Mellon/ACLS Dissertation Completion Fellowships 2013
Doctoral Candidate
History and Philosophy of Science
University of Pittsburgh
Mechanical Epistemology and Mixed Mathematics: Descartes’ Problems and Hobbes’ Unity

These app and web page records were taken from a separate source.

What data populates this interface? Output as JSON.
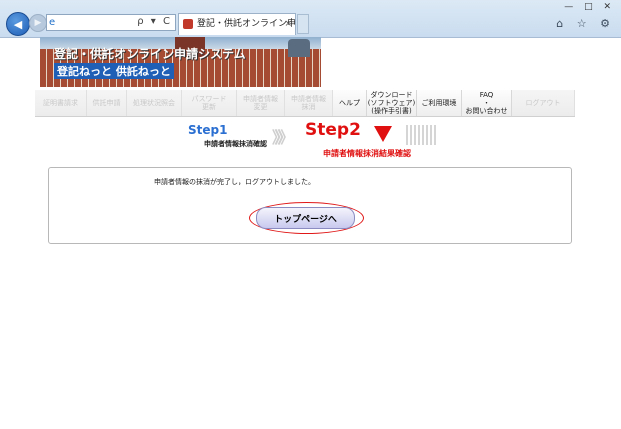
{
  "browser": {
    "address_text": "",
    "address_tools": "ρ ▾ C",
    "tab_title": "登記・供託オンライン申請シス...",
    "tab_close": "×",
    "window_controls": "— □ ✕",
    "tool_icons": "⌂ ☆ ⚙"
  },
  "site": {
    "title": "登記・供託オンライン申請システム",
    "subtitle": "登記ねっと 供託ねっと"
  },
  "menu": [
    {
      "label": "証明書請求",
      "enabled": false,
      "width": 52
    },
    {
      "label": "供託申請",
      "enabled": false,
      "width": 40
    },
    {
      "label": "処理状況照会",
      "enabled": false,
      "width": 55
    },
    {
      "label": "パスワード\n更新",
      "enabled": false,
      "width": 55
    },
    {
      "label": "申請者情報\n変更",
      "enabled": false,
      "width": 48
    },
    {
      "label": "申請者情報\n抹消",
      "enabled": false,
      "width": 48
    },
    {
      "label": "ヘルプ",
      "enabled": true,
      "width": 34
    },
    {
      "label": "ダウンロード\n(ソフトウェア)\n(操作手引書)",
      "enabled": true,
      "width": 50
    },
    {
      "label": "ご利用環境",
      "enabled": true,
      "width": 45
    },
    {
      "label": "FAQ\n・\nお問い合わせ",
      "enabled": true,
      "width": 50
    },
    {
      "label": "ログアウト",
      "enabled": false,
      "width": 63
    }
  ],
  "steps": {
    "step1_label": "Step1",
    "step1_caption": "申請者情報抹消確認",
    "chevrons": "》》》",
    "step2_label": "Step2",
    "step2_caption": "申請者情報抹消結果確認"
  },
  "content": {
    "message": "申請者情報の抹消が完了し，ログアウトしました。",
    "top_page_button": "トップページへ"
  }
}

Thomas Hobbes offers a remarkably consistent, unified philosophy, but there has been little consensus on how to characterize the unity of his philosophy. This project provides a new way to understand it that sheds light on the structure of the Leviathan and exposes the source of Hobbes’ objections to Descartes’ Meditations on First Philosophy and Cartesian philosophy more generally. The project articulates Hobbes’ unity by arguing that his commitment to mechanical philosophy permeated all aspects of his philosophy, from a ‘mechanical epistemology’ to his later views on causal explanation in natural philosophy and politics. It argues, moreover, that Hobbes provided a unified philosophy in which causal explanations in politics and natural philosophy depend upon, but are not deduced from or reducible to, causal principles from geometry and first philosophy. It characterizes this dependence by showing that Hobbes viewed natural philosophy and politics as mixed mathematical disciplines, akin to astronomy and optics.